In South Korea, Apple And Samsung Both Violated Patents
August 24, 2012

Apple And Samsung: From In A Relationship, To Its Complicated

John Neumann for - Your Universe Online

From “In a relationship.”

Cupertino California-based Apple relies heavily on Samsung to manufacturer many of the components that have propelled the company to become perhaps one of the most influential and successful companies ever.

That same Samsung is also responsible for manufacturing Apple´s greatest rivaling products and Apple contends that many of its patents have been infringed in creating those similar mobile devices.

Samsung has become the world´s largest manufacturer of computer memory and liquid crystal displays, supplies that are purchased for use in Apple products, including mobile chips that work as a brain of the iPhone and the iPad.

To “Its complicated.”

Amidst similar showdowns taking place in courtrooms around the globe, a South Korean judge has ordered a temporary halt in sales of mobile devices, including the iPhone 4 and Galaxy S, in the seemingly never-ending court battles of plaintiffs Apple and Samsung.

The ruling cites that Apple and Samsung have both infringed on each other´s patents and orders small monetary damages and an embarrassing, but temporary, halt in sales of products including iPads and smartphones from both companies, reports AP.

The verdict did not affect the latest-generation smartphones from the companies, Apple´s iPhone 4S or Samsung´s Galaxy S3.

Apple was found by the court to have violated two of South Korea-based Samsung´s wireless patents, while Samsung was rebuked for infringing one utility patent held by Apple. Apple´s claims that Samsung copied its designs were denied.
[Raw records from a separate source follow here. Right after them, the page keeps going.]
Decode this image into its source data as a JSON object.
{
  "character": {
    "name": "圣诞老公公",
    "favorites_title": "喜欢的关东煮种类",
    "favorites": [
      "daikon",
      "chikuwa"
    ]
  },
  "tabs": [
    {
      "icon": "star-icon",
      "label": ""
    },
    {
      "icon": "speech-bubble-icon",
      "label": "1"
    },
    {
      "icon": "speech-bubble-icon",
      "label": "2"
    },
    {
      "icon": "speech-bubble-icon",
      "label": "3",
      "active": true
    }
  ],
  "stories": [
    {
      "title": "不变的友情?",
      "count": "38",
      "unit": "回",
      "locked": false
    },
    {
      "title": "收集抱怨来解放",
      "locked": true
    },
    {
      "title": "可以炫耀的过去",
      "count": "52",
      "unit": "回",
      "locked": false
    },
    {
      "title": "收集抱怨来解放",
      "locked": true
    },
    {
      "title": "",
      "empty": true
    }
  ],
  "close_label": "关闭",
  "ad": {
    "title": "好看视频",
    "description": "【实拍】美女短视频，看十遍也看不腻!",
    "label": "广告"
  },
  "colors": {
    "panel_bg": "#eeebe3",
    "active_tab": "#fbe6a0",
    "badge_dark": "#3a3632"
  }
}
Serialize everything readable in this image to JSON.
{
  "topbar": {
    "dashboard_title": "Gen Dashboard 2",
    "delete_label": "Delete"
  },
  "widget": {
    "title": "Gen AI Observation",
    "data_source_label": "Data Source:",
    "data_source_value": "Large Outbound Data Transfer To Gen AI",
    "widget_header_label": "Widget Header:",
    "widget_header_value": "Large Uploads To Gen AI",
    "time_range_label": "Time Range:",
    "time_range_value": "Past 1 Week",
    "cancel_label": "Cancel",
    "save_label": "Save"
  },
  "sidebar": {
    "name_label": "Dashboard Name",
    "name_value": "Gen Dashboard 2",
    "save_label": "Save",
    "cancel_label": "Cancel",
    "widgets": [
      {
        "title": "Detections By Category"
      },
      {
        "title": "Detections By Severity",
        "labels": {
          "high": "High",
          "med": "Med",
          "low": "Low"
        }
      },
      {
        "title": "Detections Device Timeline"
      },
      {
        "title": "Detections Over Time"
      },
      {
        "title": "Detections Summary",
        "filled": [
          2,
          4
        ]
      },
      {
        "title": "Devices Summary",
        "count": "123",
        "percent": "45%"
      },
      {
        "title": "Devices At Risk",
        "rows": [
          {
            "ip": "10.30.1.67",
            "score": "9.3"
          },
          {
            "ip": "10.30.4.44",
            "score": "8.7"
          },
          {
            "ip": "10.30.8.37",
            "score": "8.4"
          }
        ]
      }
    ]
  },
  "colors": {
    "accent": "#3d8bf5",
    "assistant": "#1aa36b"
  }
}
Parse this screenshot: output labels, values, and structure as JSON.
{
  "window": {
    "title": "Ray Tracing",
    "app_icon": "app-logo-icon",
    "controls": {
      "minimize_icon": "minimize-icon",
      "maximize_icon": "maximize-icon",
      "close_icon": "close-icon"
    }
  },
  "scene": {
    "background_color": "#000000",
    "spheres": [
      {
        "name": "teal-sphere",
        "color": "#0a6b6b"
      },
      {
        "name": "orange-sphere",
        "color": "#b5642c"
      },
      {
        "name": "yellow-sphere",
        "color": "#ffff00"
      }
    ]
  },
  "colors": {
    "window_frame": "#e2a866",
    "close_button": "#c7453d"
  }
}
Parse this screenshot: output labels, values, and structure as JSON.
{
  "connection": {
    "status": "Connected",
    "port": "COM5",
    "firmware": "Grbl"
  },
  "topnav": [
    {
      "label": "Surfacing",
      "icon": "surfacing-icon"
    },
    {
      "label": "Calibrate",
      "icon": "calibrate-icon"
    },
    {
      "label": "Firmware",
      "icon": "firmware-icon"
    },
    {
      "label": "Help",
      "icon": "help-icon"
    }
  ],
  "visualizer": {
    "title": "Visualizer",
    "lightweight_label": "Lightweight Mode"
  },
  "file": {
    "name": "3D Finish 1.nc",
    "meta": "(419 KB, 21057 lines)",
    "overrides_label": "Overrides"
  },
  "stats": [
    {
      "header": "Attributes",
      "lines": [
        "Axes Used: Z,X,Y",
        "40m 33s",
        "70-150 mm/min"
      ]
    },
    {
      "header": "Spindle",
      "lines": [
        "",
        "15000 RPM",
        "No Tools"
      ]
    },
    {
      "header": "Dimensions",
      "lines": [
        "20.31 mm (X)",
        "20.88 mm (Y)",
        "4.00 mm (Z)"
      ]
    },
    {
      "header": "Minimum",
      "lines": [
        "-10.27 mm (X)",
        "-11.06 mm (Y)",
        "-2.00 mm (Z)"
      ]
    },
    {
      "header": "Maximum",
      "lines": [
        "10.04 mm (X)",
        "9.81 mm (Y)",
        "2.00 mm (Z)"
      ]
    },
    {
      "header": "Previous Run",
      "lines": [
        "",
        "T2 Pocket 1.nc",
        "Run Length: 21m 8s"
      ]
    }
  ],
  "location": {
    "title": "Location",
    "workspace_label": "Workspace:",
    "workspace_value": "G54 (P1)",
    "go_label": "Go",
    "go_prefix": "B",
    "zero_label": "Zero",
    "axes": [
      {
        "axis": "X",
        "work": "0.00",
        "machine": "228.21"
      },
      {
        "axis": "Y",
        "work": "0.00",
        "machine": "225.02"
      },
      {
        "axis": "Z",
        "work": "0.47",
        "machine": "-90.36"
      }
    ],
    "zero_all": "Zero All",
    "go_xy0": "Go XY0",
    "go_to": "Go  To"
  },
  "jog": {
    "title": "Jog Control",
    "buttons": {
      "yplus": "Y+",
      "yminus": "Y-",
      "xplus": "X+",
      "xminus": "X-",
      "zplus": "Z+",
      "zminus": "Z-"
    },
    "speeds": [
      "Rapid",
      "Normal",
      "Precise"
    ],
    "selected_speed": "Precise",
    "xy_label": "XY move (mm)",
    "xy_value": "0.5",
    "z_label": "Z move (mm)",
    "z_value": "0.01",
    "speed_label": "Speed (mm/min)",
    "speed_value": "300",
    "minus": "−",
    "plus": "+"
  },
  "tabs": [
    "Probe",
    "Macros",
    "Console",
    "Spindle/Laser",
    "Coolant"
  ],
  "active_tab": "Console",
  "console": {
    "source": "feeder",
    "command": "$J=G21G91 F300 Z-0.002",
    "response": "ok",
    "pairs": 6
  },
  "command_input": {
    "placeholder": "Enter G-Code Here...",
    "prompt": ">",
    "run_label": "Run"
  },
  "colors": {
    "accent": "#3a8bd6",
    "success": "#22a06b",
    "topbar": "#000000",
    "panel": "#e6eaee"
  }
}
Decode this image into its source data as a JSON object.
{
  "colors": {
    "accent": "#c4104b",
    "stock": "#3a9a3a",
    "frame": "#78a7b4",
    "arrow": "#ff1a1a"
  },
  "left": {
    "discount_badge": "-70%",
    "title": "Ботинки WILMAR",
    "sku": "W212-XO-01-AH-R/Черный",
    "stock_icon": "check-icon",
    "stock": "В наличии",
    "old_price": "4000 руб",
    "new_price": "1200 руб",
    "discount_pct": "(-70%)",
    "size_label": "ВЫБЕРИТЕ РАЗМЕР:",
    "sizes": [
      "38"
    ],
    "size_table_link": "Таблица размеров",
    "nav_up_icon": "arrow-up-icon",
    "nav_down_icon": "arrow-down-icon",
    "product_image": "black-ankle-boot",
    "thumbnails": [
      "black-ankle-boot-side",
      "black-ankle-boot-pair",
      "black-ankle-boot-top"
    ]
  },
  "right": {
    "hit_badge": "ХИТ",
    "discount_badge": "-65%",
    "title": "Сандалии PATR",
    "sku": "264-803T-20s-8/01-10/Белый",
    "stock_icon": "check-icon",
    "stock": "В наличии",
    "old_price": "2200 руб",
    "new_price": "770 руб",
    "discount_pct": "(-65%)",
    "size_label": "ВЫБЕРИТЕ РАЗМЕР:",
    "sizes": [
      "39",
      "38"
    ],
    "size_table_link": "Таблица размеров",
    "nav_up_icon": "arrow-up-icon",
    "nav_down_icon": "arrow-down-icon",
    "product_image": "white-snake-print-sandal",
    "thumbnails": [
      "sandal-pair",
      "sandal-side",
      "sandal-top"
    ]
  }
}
Although the verdicts are to take effect immediately, some “processing time” will be required for the court to apply the actual sales ban in retail stores, according to Kim Mun-sung, a court spokesman. It is “highly likely” that both companies will petition the court against the injunction ruling, Kim added.

Tech pundits said the utility patents that Samsung infringed are not essential and the company can work around them for future products, reports Yewon Kang for IDG News Service. The 3G and UMTS (Universal Mobile Telecommunications System) patents that Apple is said to have infringed require a license and could be more troublesome.

For those keeping score, today´s ruling for Samsung was uncommon, but not unexpected coming from where it came from.

Courts in Europe, including Netherlands, France, Italy and Germany have rejected similar claims by Samsung that Apple violated its wireless patents, with judges arguing that the patents have become part of industry standards.

Standard-essential patents are a crucial technology for new players to make products compatible with the rest of the market and must be licensed under fair and reasonable terms.

“This is basically Samsung´s victory on its home territory,” said patent attorney Jeong Woo-sung. “Out of nine countries, Samsung got the ruling that it wanted for the first time in South Korea.”

Patent trials between the two tech giants are currently taking place in the US and in Australia this month, with jury deliberation ongoing in a San Jose, California courtroom.